*** Opening Given records ***

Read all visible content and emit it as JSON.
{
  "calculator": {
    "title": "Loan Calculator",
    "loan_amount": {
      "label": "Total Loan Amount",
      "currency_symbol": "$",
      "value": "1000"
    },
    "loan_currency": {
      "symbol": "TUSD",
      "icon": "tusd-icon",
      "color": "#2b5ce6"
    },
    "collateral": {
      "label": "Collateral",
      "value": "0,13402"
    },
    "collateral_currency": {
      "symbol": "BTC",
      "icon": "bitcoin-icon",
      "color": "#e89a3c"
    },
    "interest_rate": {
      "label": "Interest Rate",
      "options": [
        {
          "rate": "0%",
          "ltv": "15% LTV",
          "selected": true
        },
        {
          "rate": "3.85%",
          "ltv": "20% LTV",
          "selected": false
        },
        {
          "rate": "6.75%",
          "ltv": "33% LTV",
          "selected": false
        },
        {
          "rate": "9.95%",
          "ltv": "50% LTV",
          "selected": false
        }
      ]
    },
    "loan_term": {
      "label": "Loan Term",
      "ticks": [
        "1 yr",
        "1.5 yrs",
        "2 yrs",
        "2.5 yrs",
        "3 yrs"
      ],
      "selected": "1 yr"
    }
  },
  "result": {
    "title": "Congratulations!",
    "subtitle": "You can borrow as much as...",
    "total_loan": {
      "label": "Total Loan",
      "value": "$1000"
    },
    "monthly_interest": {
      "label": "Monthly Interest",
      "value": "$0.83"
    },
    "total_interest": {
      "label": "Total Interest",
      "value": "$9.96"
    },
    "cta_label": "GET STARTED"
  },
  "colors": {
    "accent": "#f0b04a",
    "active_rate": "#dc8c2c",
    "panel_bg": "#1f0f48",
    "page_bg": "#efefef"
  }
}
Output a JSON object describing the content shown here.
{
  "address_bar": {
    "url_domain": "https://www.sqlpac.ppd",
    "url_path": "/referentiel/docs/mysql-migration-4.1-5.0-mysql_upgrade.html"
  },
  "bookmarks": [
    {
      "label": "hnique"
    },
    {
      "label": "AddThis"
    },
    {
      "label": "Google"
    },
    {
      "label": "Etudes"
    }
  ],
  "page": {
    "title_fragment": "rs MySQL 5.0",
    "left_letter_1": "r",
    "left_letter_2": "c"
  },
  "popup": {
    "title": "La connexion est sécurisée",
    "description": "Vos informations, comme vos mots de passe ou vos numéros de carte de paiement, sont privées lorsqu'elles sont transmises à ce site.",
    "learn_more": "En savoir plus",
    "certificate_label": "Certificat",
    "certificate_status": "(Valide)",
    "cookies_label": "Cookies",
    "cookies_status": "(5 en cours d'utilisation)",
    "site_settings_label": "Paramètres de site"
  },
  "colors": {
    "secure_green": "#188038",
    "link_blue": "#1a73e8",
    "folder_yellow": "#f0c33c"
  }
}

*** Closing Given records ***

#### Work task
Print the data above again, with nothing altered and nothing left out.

#### Output of the exercise
Read all visible content and emit it as JSON.
{
  "calculator": {
    "title": "Loan Calculator",
    "loan_amount": {
      "label": "Total Loan Amount",
      "currency_symbol": "$",
      "value": "1000"
    },
    "loan_currency": {
      "symbol": "TUSD",
      "icon": "tusd-icon",
      "color": "#2b5ce6"
    },
    "collateral": {
      "label": "Collateral",
      "value": "0,13402"
    },
    "collateral_currency": {
      "symbol": "BTC",
      "icon": "bitcoin-icon",
      "color": "#e89a3c"
    },
    "interest_rate": {
      "label": "Interest Rate",
      "options": [
        {
          "rate": "0%",
          "ltv": "15% LTV",
          "selected": true
        },
        {
          "rate": "3.85%",
          "ltv": "20% LTV",
          "selected": false
        },
        {
          "rate": "6.75%",
          "ltv": "33% LTV",
          "selected": false
        },
        {
          "rate": "9.95%",
          "ltv": "50% LTV",
          "selected": false
        }
      ]
    },
    "loan_term": {
      "label": "Loan Term",
      "ticks": [
        "1 yr",
        "1.5 yrs",
        "2 yrs",
        "2.5 yrs",
        "3 yrs"
      ],
      "selected": "1 yr"
    }
  },
  "result": {
    "title": "Congratulations!",
    "subtitle": "You can borrow as much as...",
    "total_loan": {
      "label": "Total Loan",
      "value": "$1000"
    },
    "monthly_interest": {
      "label": "Monthly Interest",
      "value": "$0.83"
    },
    "total_interest": {
      "label": "Total Interest",
      "value": "$9.96"
    },
    "cta_label": "GET STARTED"
  },
  "colors": {
    "accent": "#f0b04a",
    "active_rate": "#dc8c2c",
    "panel_bg": "#1f0f48",
    "page_bg": "#efefef"
  }
}
Output a JSON object describing the content shown here.
{
  "address_bar": {
    "url_domain": "https://www.sqlpac.ppd",
    "url_path": "/referentiel/docs/mysql-migration-4.1-5.0-mysql_upgrade.html"
  },
  "bookmarks": [
    {
      "label": "hnique"
    },
    {
      "label": "AddThis"
    },
    {
      "label": "Google"
    },
    {
      "label": "Etudes"
    }
  ],
  "page": {
    "title_fragment": "rs MySQL 5.0",
    "left_letter_1": "r",
    "left_letter_2": "c"
  },
  "popup": {
    "title": "La connexion est sécurisée",
    "description": "Vos informations, comme vos mots de passe ou vos numéros de carte de paiement, sont privées lorsqu'elles sont transmises à ce site.",
    "learn_more": "En savoir plus",
    "certificate_label": "Certificat",
    "certificate_status": "(Valide)",
    "cookies_label": "Cookies",
    "cookies_status": "(5 en cours d'utilisation)",
    "site_settings_label": "Paramètres de site"
  },
  "colors": {
    "secure_green": "#188038",
    "link_blue": "#1a73e8",
    "folder_yellow": "#f0c33c"
  }
}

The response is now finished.